Although attention is often paid to the silence around the sense of smell, which has long been left on the margins of intellectual spheres, there is less mention of the perfumery industry’s current public messaging. When we examine this messaging closely, we can but deplore the repetitive, fragmentary and therefore incomplete approach, systematically centred on natural raw materials, purportedly the only ones to lay the groundwork for describing olfactory nuances to the detriment of all the rest, even though most of us know nothing, or very little, of these ingredients. Synthetic raw materials, which feature heavily in the formulas of blockbuster fragrances, are too often treated as the pariahs of press kits, despite the efforts made over recent years to ensure they are developed in a more sustainable way. While it is true that talking about smells remains difficult in our societies, something we can put down to a lack of education, we have also seen proof that it can be done in a thousand different ways, accessibility and authentically.
And although perfumers do now feature more regularly in the press or on social media, sadly, they still tend to disappear behind the brand and its formulaic message, afforded little opportunity to talk about the creation and their approach in a way that is personal, practical and instructive. Perfumers, or the artistic directors who sometimes claim to play that role, are also seemingly the only creators involved, overshadowing everyone else in the production chain, from the growers to the evaluators who toil in the shadows, never appearing in the credits anywhere.
There is still a long way to go before perfumery discourse reflects the realities of the industry, before olfactory creations become more transparent so that everyone can understand them, and messaging is more informative, less misleading, less shackled to marketing, closer to the creative intention and process.
Nevertheless, we truly hope that another way is possible. That our vocabulary is broad enough to conjure images that are more nuanced, richer, more worthy of interest than rose petals and photoshopped women cooing with desire. That our sense of smell can serve as a precision tool for observing, experiencing and understanding the world around us, and not a tool just defective enough to enrich an industry that too often sells us pigs’ ears to make silk purses.

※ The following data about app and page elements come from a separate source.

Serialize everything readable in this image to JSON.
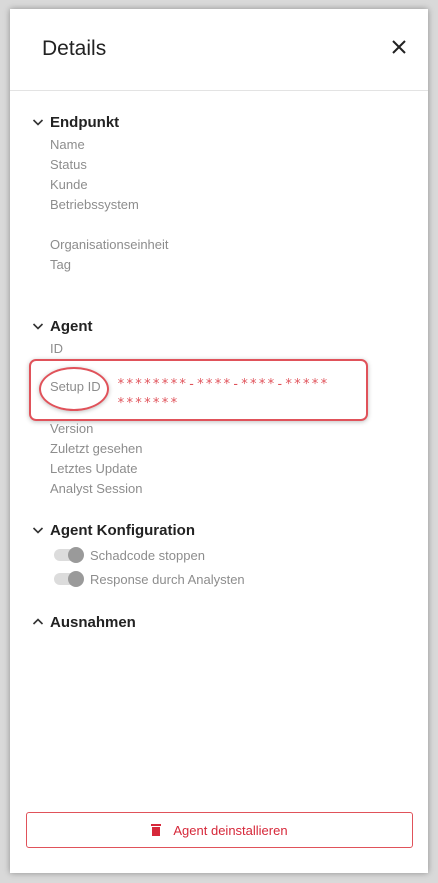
{
  "header": {
    "title": "Details"
  },
  "sections": {
    "endpoint": {
      "title": "Endpunkt",
      "fields": [
        "Name",
        "Status",
        "Kunde",
        "Betriebssystem",
        "Organisationseinheit",
        "Tag"
      ]
    },
    "agent": {
      "title": "Agent",
      "id_label": "ID",
      "setup_id_label": "Setup ID",
      "setup_id_value": "********-****-****-************",
      "fields": [
        "Version",
        "Zuletzt gesehen",
        "Letztes Update",
        "Analyst Session"
      ]
    },
    "agent_config": {
      "title": "Agent Konfiguration",
      "toggles": [
        "Schadcode stoppen",
        "Response durch Analysten"
      ]
    },
    "exceptions": {
      "title": "Ausnahmen"
    }
  },
  "footer": {
    "uninstall_label": "Agent deinstallieren"
  },
  "colors": {
    "accent_red": "#e0525a",
    "danger_text": "#d6283a",
    "muted_text": "#8d8d8d"
  },
  "icons": {
    "close": "close-icon",
    "chevron_down": "chevron-down-icon",
    "chevron_up": "chevron-up-icon",
    "trash": "trash-icon"
  }
}
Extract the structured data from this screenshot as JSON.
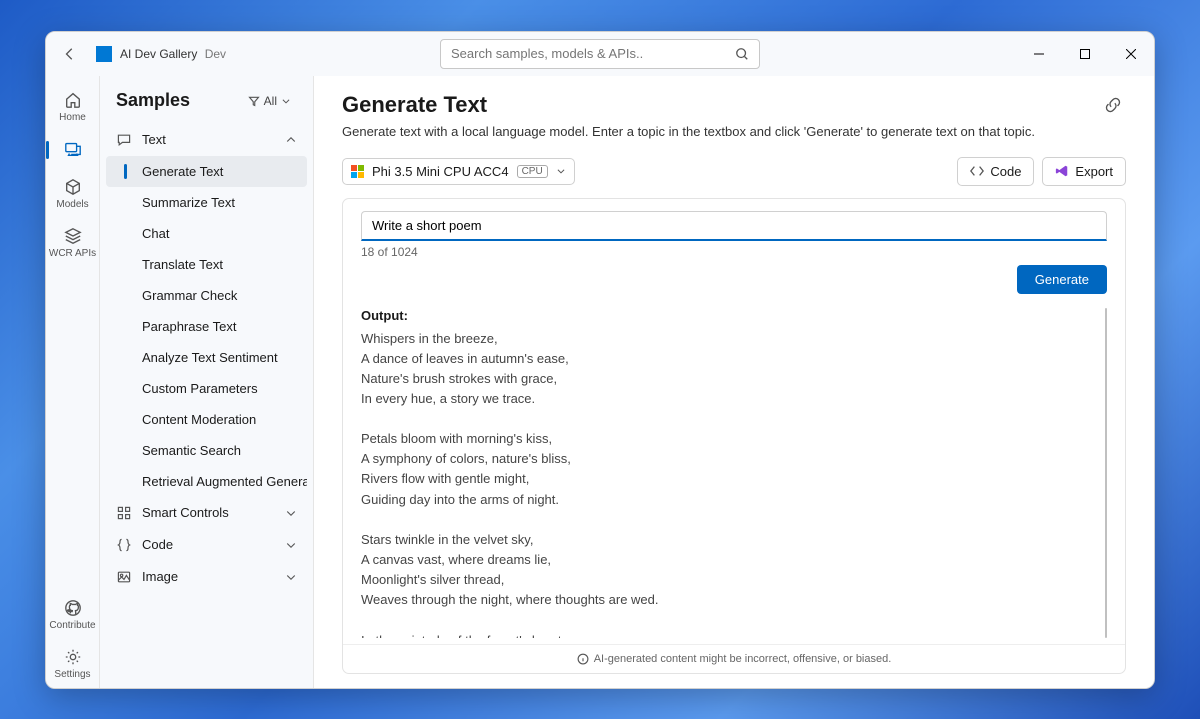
{
  "app": {
    "title": "AI Dev Gallery",
    "tag": "Dev"
  },
  "search": {
    "placeholder": "Search samples, models & APIs.."
  },
  "rail": {
    "home": "Home",
    "samples": "",
    "models": "Models",
    "wcr": "WCR APIs",
    "contribute": "Contribute",
    "settings": "Settings"
  },
  "sidebar": {
    "title": "Samples",
    "filter_label": "All",
    "categories": {
      "text": "Text",
      "smart": "Smart Controls",
      "code": "Code",
      "image": "Image"
    },
    "text_items": [
      "Generate Text",
      "Summarize Text",
      "Chat",
      "Translate Text",
      "Grammar Check",
      "Paraphrase Text",
      "Analyze Text Sentiment",
      "Custom Parameters",
      "Content Moderation",
      "Semantic Search",
      "Retrieval Augmented Genera"
    ]
  },
  "page": {
    "title": "Generate Text",
    "description": "Generate text with a local language model. Enter a topic in the textbox and click 'Generate' to generate text on that topic."
  },
  "model": {
    "name": "Phi 3.5 Mini CPU ACC4",
    "badge": "CPU"
  },
  "buttons": {
    "code": "Code",
    "export": "Export",
    "generate": "Generate"
  },
  "prompt": {
    "value": "Write a short poem",
    "count": "18 of 1024"
  },
  "output": {
    "label": "Output:",
    "text": "Whispers in the breeze,\nA dance of leaves in autumn's ease,\nNature's brush strokes with grace,\nIn every hue, a story we trace.\n\nPetals bloom with morning's kiss,\nA symphony of colors, nature's bliss,\nRivers flow with gentle might,\nGuiding day into the arms of night.\n\nStars twinkle in the velvet sky,\nA canvas vast, where dreams lie,\nMoonlight's silver thread,\nWeaves through the night, where thoughts are wed.\n\nIn the quietude of the forest's heart,\nEach beat, a poem, a work of art,\nLife's rhythm, a soft, sweet hum,"
  },
  "disclaimer": "AI-generated content might be incorrect, offensive, or biased."
}
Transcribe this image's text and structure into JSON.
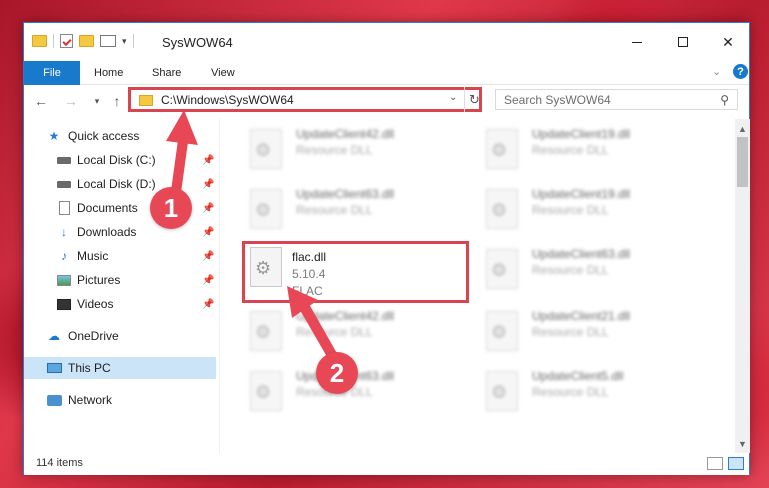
{
  "window": {
    "title": "SysWOW64"
  },
  "ribbon": {
    "tabs": [
      {
        "label": "File"
      },
      {
        "label": "Home"
      },
      {
        "label": "Share"
      },
      {
        "label": "View"
      }
    ],
    "help_label": "?"
  },
  "navbar": {
    "address": "C:\\Windows\\SysWOW64",
    "search_placeholder": "Search SysWOW64"
  },
  "sidebar": {
    "items": [
      {
        "label": "Quick access",
        "icon": "star-icon",
        "pinned": false
      },
      {
        "label": "Local Disk (C:)",
        "icon": "drive-icon",
        "pinned": true
      },
      {
        "label": "Local Disk (D:)",
        "icon": "drive-icon",
        "pinned": true
      },
      {
        "label": "Documents",
        "icon": "documents-icon",
        "pinned": true
      },
      {
        "label": "Downloads",
        "icon": "download-icon",
        "pinned": true
      },
      {
        "label": "Music",
        "icon": "music-icon",
        "pinned": true
      },
      {
        "label": "Pictures",
        "icon": "pictures-icon",
        "pinned": true
      },
      {
        "label": "Videos",
        "icon": "videos-icon",
        "pinned": true
      },
      {
        "label": "OneDrive",
        "icon": "cloud-icon",
        "pinned": false
      },
      {
        "label": "This PC",
        "icon": "computer-icon",
        "pinned": false,
        "selected": true
      },
      {
        "label": "Network",
        "icon": "network-icon",
        "pinned": false
      }
    ]
  },
  "files": [
    {
      "name": "UpdateClient42.dll",
      "desc": "Resource DLL"
    },
    {
      "name": "UpdateClient19.dll",
      "desc": "Resource DLL"
    },
    {
      "name": "UpdateClient63.dll",
      "desc": "Resource DLL"
    },
    {
      "name": "UpdateClient19.dll",
      "desc": "Resource DLL"
    },
    {
      "name": "flac.dll",
      "version": "5.10.4",
      "desc": "FLAC",
      "highlighted": true
    },
    {
      "name": "UpdateClient63.dll",
      "desc": "Resource DLL"
    },
    {
      "name": "UpdateClient42.dll",
      "desc": "Resource DLL"
    },
    {
      "name": "UpdateClient21.dll",
      "desc": "Resource DLL"
    },
    {
      "name": "UpdateClient63.dll",
      "desc": "Resource DLL"
    },
    {
      "name": "UpdateClient5.dll",
      "desc": "Resource DLL"
    }
  ],
  "status": {
    "item_count": "114 items"
  },
  "callouts": {
    "step1": "1",
    "step2": "2"
  },
  "colors": {
    "accent": "#1979ca",
    "highlight_border": "#d9454e",
    "callout": "#e84856",
    "selection": "#cce4f7"
  }
}
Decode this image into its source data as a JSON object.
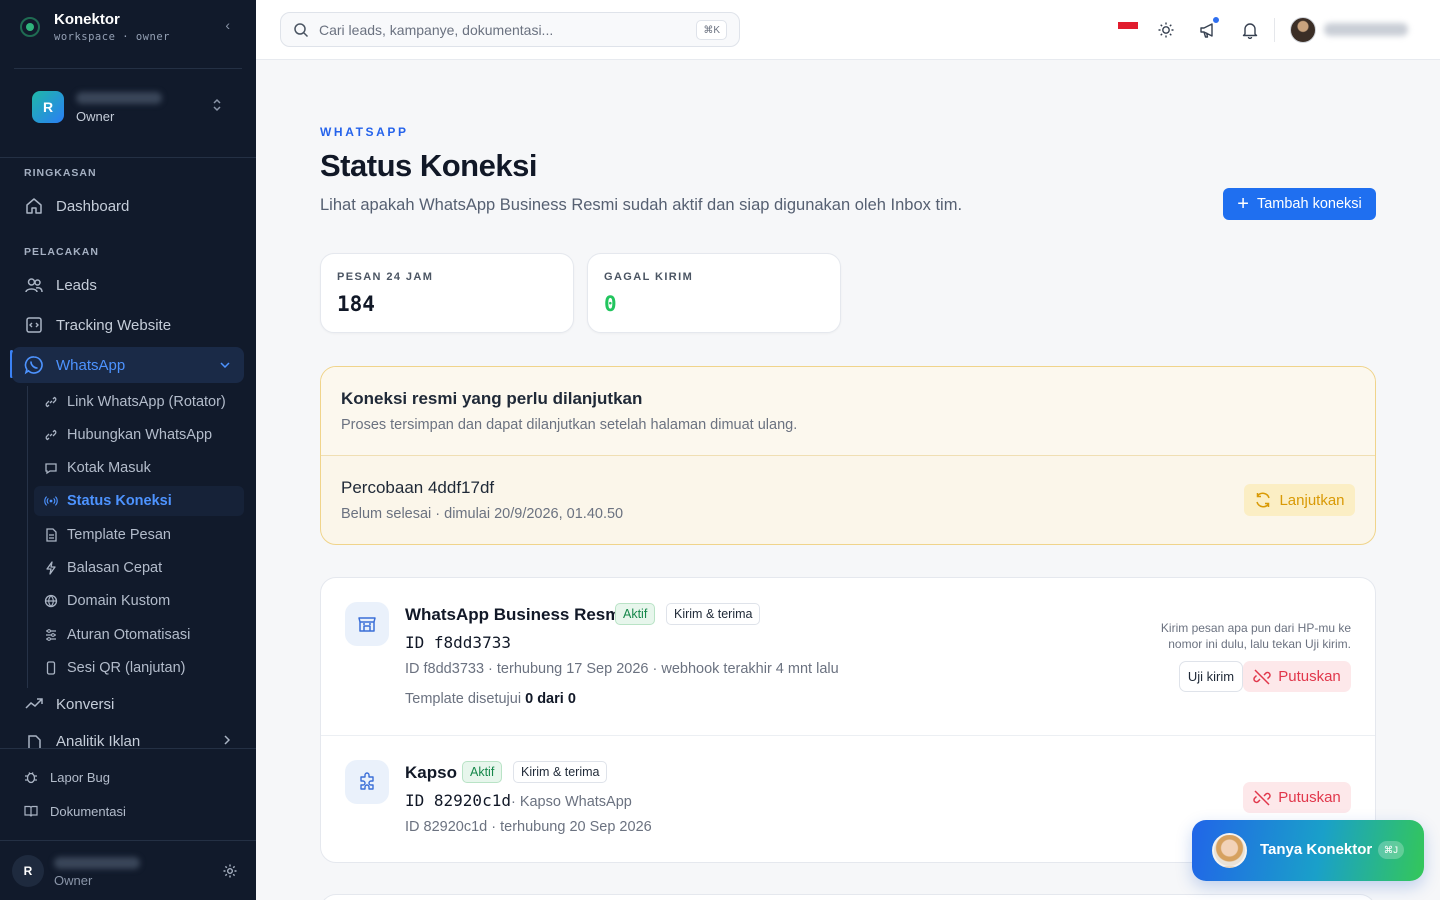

And that it even becomes a driving force in reshaping our relationship to the world, by shifting how we relate to the things that surround us, as demonstrated by certain artists who are exploring and incorporating it in their work.
This report invites you on a varied and eclectic journey round the different issues raised by the messaging applied to perfume and, more widely, the sense of smell – as well as the possible solutions for improving it.
Main visual: Gabriel Metsu, Man Writing a Letter (detail), 1665, National Gallery of Ireland.